The Tow Center would like to thank Dr. Svetlana Borodina and the Harriman Institute for translating this presentation into Russian.
What is that?
This checklist is intended to be used as a reporting tool to help journalists and researchers when trying to find out who published a website. This is intended for use in conjunction with offline reporting techniques.
Following this checklist doesn’t guarantee you can unmask a website owner who doesn’t want to be found, but it can help reveal crucial clues and connections that can serve as leads for further reporting.
🌟 Strong recommendation: while performing this checklist, create a data log: it can be a TextEdit document, a Google document, just the Notes app, whatever. It is important to be able to retrace your steps.
Content of the site
Features and Functions
Photos, pictures and documents
If there are any social media profiles mentioned on the site, they are worth investigating.
On the Facebook profile, go to Page Transparency:
On Twitter, the account can be part of a pod or a network that boosts it. Using en.whotwi.com, it is worth checking out:
Don’t forget to check if the site has accounts on Youtube, Instagram, Reddit, Github…
🗄 Have you archived the website? (You always should!)
- you can do this at archive.org or use their browser extension.
- you can grab the whole website on Terminal with
🖥 What does the website use?
- Does it use WordPress, Squarespace, anything else?
☁️ Where is it hosted?
- Is it on Google Cloud, AWS, Cloudflare, something else?
🪳 Are there any trackers present?
🛍 How is the site monetized?
- Are there affiliate links (Amazon, etc.)?
🧬 What are the different tracking IDs, and are they shared with other domains?
- Check Google Analytics, Facebook Pixel, Quantcast, NewRelic, etc.
- Use tools like builtwith, RiskIQ or Dnslytics to see if other domains share the same ID.
Are there any relevant subdomains?
📜 Are there historical WHOIS records?
⌛️ Has the site evolved over time?
- Look at archive.org to see if the domain has changed dramatically and if so, when.
🗑 Did the previous version of the site contain more information?
- Users can delete information when a site has been online for a while.
Resources and tools
Open Source Intelligence Techniques – Michael Bazzell https://inteltechniques.com/book1.html
Verification Handbook – edited by Craig Silverman https://datajournalism.com/read/handbook/verification-3
- Blacklight: The Markup’s real-time website privacy inspector.
- builtwith.com: gives you the site infrastructure, including IP addresses, scan codes, technology stack, etc.

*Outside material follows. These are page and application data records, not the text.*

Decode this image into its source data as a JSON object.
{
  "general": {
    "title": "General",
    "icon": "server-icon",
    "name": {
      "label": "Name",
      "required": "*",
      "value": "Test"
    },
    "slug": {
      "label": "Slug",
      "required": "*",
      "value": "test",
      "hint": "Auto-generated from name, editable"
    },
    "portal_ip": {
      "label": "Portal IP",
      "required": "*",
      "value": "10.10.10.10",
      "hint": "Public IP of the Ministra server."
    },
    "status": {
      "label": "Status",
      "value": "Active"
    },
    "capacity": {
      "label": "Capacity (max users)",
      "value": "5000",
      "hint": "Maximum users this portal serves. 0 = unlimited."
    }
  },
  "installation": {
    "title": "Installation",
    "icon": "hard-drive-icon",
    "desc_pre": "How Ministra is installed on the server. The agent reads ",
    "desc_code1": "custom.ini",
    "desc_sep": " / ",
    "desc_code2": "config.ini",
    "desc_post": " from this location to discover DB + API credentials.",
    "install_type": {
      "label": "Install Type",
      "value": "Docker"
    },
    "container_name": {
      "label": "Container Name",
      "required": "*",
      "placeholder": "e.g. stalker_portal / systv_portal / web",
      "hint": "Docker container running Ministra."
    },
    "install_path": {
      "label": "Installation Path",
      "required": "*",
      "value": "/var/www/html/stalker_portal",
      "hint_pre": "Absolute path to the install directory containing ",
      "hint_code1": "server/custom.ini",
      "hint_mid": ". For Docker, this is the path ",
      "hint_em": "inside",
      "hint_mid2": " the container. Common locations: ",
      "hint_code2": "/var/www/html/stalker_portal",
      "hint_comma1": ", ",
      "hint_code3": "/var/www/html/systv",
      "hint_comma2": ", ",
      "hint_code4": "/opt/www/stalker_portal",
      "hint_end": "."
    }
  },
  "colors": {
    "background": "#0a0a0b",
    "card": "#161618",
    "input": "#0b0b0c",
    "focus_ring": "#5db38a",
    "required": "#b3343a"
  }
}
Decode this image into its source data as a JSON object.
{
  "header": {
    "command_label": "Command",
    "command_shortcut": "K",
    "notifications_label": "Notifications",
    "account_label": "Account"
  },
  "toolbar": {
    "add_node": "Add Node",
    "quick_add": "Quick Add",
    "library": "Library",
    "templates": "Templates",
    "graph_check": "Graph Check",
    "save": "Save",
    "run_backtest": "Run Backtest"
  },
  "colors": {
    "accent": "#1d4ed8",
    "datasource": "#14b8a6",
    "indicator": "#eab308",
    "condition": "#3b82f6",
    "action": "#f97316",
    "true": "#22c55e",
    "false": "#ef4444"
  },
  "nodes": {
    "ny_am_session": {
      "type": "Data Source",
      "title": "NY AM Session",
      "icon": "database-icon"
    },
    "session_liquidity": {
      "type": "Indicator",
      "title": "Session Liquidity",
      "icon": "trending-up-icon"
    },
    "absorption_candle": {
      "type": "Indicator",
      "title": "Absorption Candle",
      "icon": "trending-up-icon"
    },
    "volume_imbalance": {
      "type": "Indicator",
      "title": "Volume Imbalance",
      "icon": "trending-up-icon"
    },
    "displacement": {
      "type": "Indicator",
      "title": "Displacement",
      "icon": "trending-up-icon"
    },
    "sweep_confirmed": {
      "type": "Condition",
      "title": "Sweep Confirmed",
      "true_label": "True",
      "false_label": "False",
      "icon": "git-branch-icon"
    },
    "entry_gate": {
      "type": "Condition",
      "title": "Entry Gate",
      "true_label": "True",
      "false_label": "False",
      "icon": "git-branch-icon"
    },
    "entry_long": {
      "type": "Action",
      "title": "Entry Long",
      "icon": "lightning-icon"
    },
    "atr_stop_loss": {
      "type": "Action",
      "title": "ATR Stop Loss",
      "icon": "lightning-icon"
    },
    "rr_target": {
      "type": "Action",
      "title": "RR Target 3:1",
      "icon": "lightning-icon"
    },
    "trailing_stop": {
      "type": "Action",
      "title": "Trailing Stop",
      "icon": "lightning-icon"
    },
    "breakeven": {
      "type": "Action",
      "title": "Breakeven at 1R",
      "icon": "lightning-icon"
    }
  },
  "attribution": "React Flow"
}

Freemium model.
- DNSDBScout: Allows you to search and “flex search” for passive DNS lookups, including IP domain mapping .

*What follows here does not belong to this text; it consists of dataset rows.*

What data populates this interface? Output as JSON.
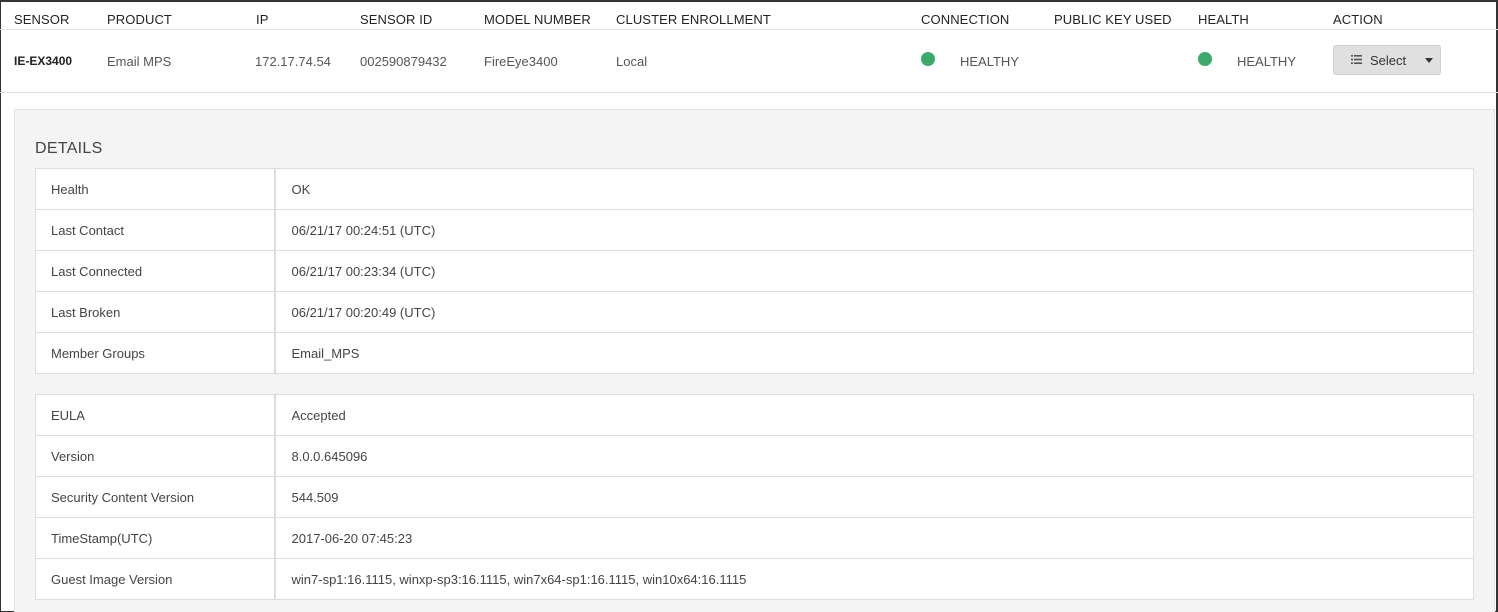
{
  "columns": {
    "sensor": "SENSOR",
    "product": "PRODUCT",
    "ip": "IP",
    "sensor_id": "SENSOR ID",
    "model_number": "MODEL NUMBER",
    "cluster_enrollment": "CLUSTER ENROLLMENT",
    "connection": "CONNECTION",
    "public_key_used": "PUBLIC KEY USED",
    "health": "HEALTH",
    "action": "ACTION"
  },
  "row": {
    "sensor": "IE-EX3400",
    "product": "Email MPS",
    "ip": "172.17.74.54",
    "sensor_id": "002590879432",
    "model_number": "FireEye3400",
    "cluster_enrollment": "Local",
    "connection": "HEALTHY",
    "public_key_used": "",
    "health": "HEALTHY",
    "action_label": "Select",
    "status_color": "#3daa6b"
  },
  "details": {
    "title": "DETAILS",
    "group1": [
      {
        "key": "Health",
        "value": "OK"
      },
      {
        "key": "Last Contact",
        "value": "06/21/17 00:24:51 (UTC)"
      },
      {
        "key": "Last Connected",
        "value": "06/21/17 00:23:34 (UTC)"
      },
      {
        "key": "Last Broken",
        "value": "06/21/17 00:20:49 (UTC)"
      },
      {
        "key": "Member Groups",
        "value": "Email_MPS"
      }
    ],
    "group2": [
      {
        "key": "EULA",
        "value": "Accepted"
      },
      {
        "key": "Version",
        "value": "8.0.0.645096"
      },
      {
        "key": "Security Content Version",
        "value": "544.509"
      },
      {
        "key": "TimeStamp(UTC)",
        "value": "2017-06-20 07:45:23"
      },
      {
        "key": "Guest Image Version",
        "value": "win7-sp1:16.1115, winxp-sp3:16.1115, win7x64-sp1:16.1115, win10x64:16.1115"
      }
    ]
  },
  "icons": {
    "action_list": "list-icon",
    "action_caret": "caret-down-icon",
    "status": "status-dot-icon"
  }
}
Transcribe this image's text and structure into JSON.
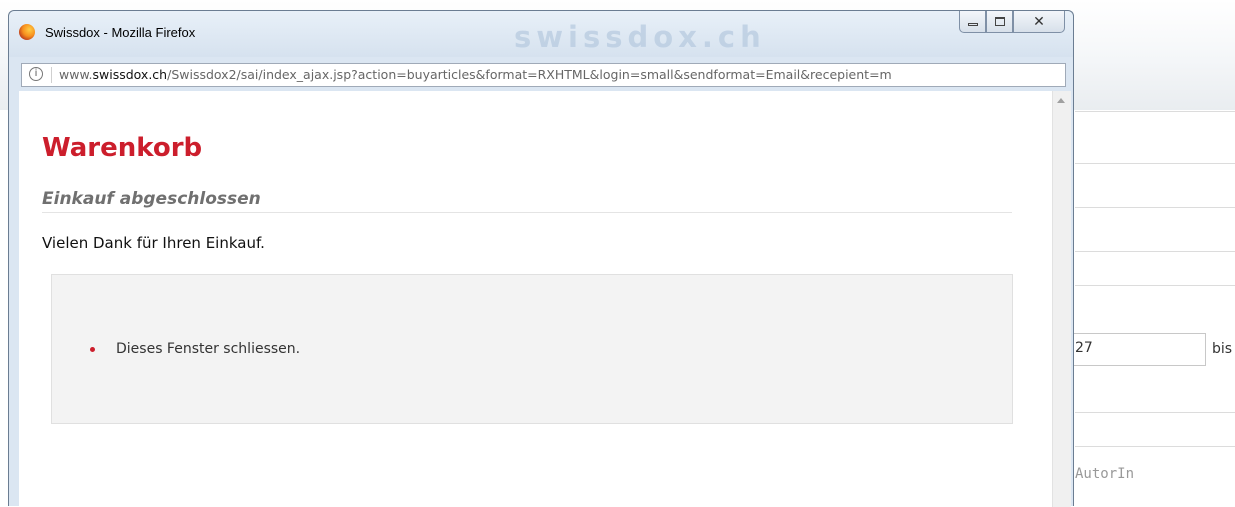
{
  "window": {
    "title": "Swissdox - Mozilla Firefox",
    "watermark": "swissdox.ch",
    "buttons": {
      "minimize": "",
      "maximize": "",
      "close": "✕"
    }
  },
  "urlbar": {
    "url_prefix": "www.",
    "url_domain": "swissdox.ch",
    "url_path": "/Swissdox2/sai/index_ajax.jsp?action=buyarticles&format=RXHTML&login=small&sendformat=Email&recepient=m"
  },
  "content": {
    "title": "Warenkorb",
    "section_title": "Einkauf abgeschlossen",
    "thanks_text": "Vielen Dank für Ihren Einkauf.",
    "actions": [
      {
        "label": "Dieses Fenster schliessen."
      }
    ]
  },
  "background_page": {
    "date_value": "27",
    "bis_label": "bis",
    "autorin_label": "AutorIn"
  },
  "colors": {
    "accent": "#cc1e2c",
    "section_title": "#707070",
    "box_bg": "#f3f3f3"
  },
  "icons": [
    "firefox-logo",
    "info-icon",
    "minimize-icon",
    "maximize-icon",
    "close-icon",
    "bullet-icon",
    "scroll-up-icon"
  ]
}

- Dnslytics: Offers a range of tools, including reverse scans and reverse DNS lookups, as well as WHOIS data. Freemium.
- RiskIQ: a “threat intelligence” tool that lets you get reverse IPs, reverse scans, WHOIS, SSL, subdomains, and more.

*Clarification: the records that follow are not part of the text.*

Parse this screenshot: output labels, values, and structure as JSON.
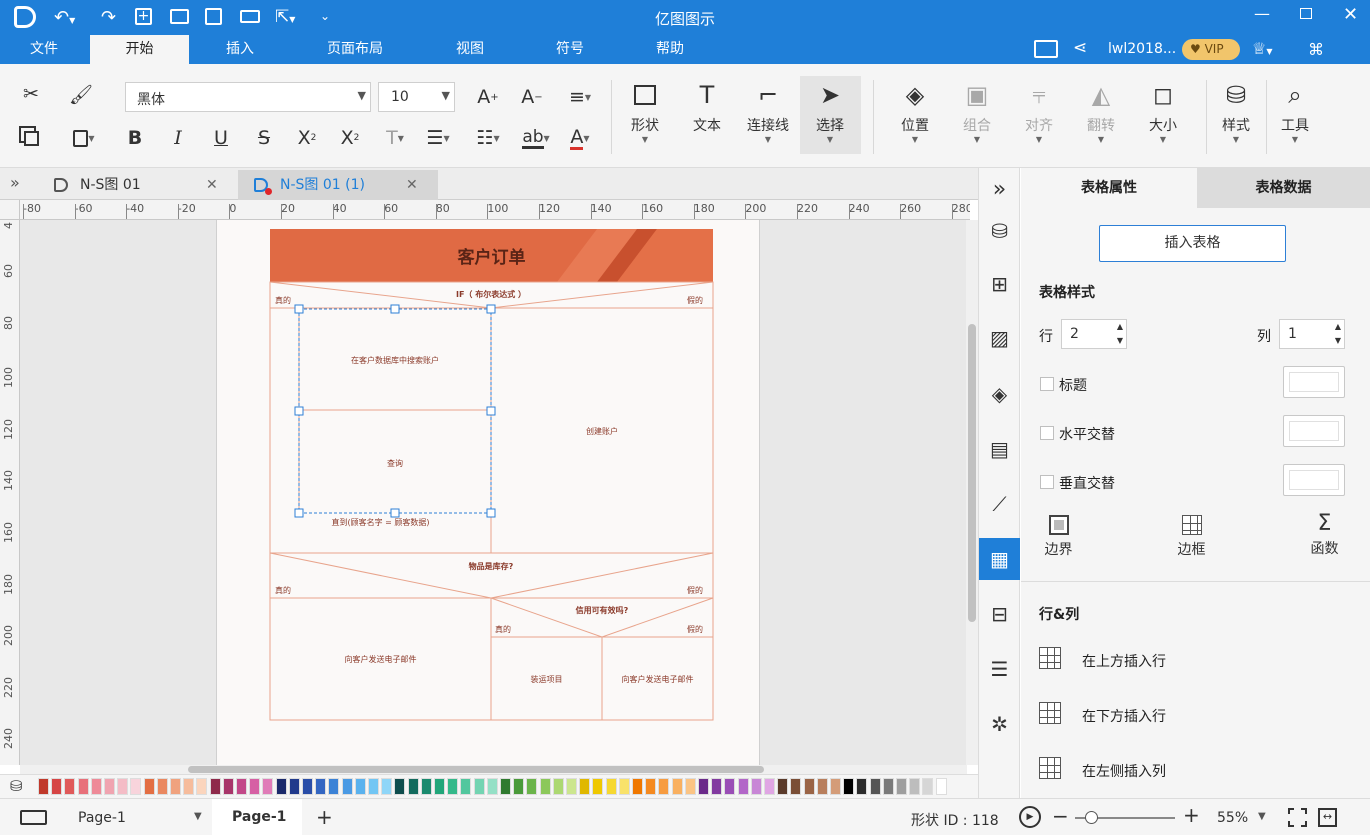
{
  "app": {
    "title": "亿图图示"
  },
  "menu": {
    "items": [
      "文件",
      "开始",
      "插入",
      "页面布局",
      "视图",
      "符号",
      "帮助"
    ],
    "active": "开始"
  },
  "account": {
    "username": "lwl2018...",
    "vip": "VIP"
  },
  "ribbon": {
    "font_name": "黑体",
    "font_size": "10",
    "groups": {
      "shape": "形状",
      "text": "文本",
      "connector": "连接线",
      "select": "选择",
      "position": "位置",
      "group": "组合",
      "align": "对齐",
      "flip": "翻转",
      "size": "大小",
      "style": "样式",
      "tools": "工具"
    }
  },
  "doc_tabs": [
    {
      "label": "N-S图 01",
      "active": false
    },
    {
      "label": "N-S图 01 (1)",
      "active": true
    }
  ],
  "ruler": {
    "h_ticks": [
      "-80",
      "-60",
      "-40",
      "-20",
      "0",
      "20",
      "40",
      "60",
      "80",
      "100",
      "120",
      "140",
      "160",
      "180",
      "200",
      "220",
      "240",
      "260",
      "280"
    ],
    "v_ticks": [
      "4",
      "60",
      "80",
      "100",
      "120",
      "140",
      "160",
      "180",
      "200",
      "220",
      "240"
    ]
  },
  "diagram": {
    "title": "客户订单",
    "if1": "IF（ 布尔表达式 ）",
    "true1": "真的",
    "false1": "假的",
    "search": "在客户数据库中搜索账户",
    "query": "查询",
    "until": "直到(顾客名字 = 顾客数据)",
    "create": "创建账户",
    "if2": "物品是库存?",
    "true2": "真的",
    "false2": "假的",
    "email1": "向客户发送电子邮件",
    "if3": "信用可有效吗?",
    "true3": "真的",
    "false3": "假的",
    "ship": "装运项目",
    "email2": "向客户发送电子邮件",
    "colors": {
      "header": "#e06a44",
      "line": "#e8a48c",
      "text": "#8b3a2a"
    }
  },
  "status": {
    "page_tab_left": "Page-1",
    "page_tab_active": "Page-1",
    "shape_id": "形状 ID : 118",
    "zoom": "55%"
  },
  "panel": {
    "tab_props": "表格属性",
    "tab_data": "表格数据",
    "insert_table": "插入表格",
    "table_style": "表格样式",
    "row_label": "行",
    "row_value": "2",
    "col_label": "列",
    "col_value": "1",
    "opt_title": "标题",
    "opt_h": "水平交替",
    "opt_v": "垂直交替",
    "tool_boundary": "边界",
    "tool_border": "边框",
    "tool_func": "函数",
    "rowcol_title": "行&列",
    "insert_above": "在上方插入行",
    "insert_below": "在下方插入行",
    "insert_left": "在左侧插入列"
  },
  "palette_colors": [
    "#c0392b",
    "#d64545",
    "#e05a5a",
    "#e8707a",
    "#ee8a98",
    "#f0a4b0",
    "#f4bcc6",
    "#f8d4dc",
    "#e36f44",
    "#ea8860",
    "#f0a27e",
    "#f6bc9c",
    "#fbd5bd",
    "#8e2a4a",
    "#a8366a",
    "#c24888",
    "#d660a4",
    "#e07cb8",
    "#1b2a6b",
    "#213a8c",
    "#2a4ea8",
    "#3366c2",
    "#3b82d6",
    "#4a9ae4",
    "#5ab2ee",
    "#72c6f4",
    "#8fd6f8",
    "#0f4d4d",
    "#136b5e",
    "#1a8a6e",
    "#22a67a",
    "#34b98a",
    "#52c79e",
    "#73d4b2",
    "#94e0c6",
    "#2f7a2f",
    "#4a9a3a",
    "#6bb44a",
    "#8cc85a",
    "#acd872",
    "#cce68e",
    "#e0b800",
    "#efc800",
    "#f6d830",
    "#f9e26a",
    "#f07800",
    "#f58a20",
    "#f79c40",
    "#f9b060",
    "#fbc484",
    "#6b2a8a",
    "#823aa0",
    "#9a4eb6",
    "#b266c8",
    "#c886d6",
    "#e0a6e4",
    "#5a3a2a",
    "#7a4e36",
    "#9a6446",
    "#b87e5c",
    "#d49c78",
    "#000000",
    "#2b2b2b",
    "#555555",
    "#7a7a7a",
    "#9e9e9e",
    "#bdbdbd",
    "#d6d6d6",
    "#ffffff"
  ]
}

- Whox: a tool that allows you to view the history of WHOIS records. Free.
- The Internet Archive browser extension.
Social media accounts
- Sensity AI: check whether an image is generated by the GAN or not. Freemium.
- whotwi.com: Create a profile at a glance for any account on Twitter. Free.
Check out this checklist on GitHub.
Priyanjana Bengani and Jon Keegan
TOP IMAGE: Hana Joy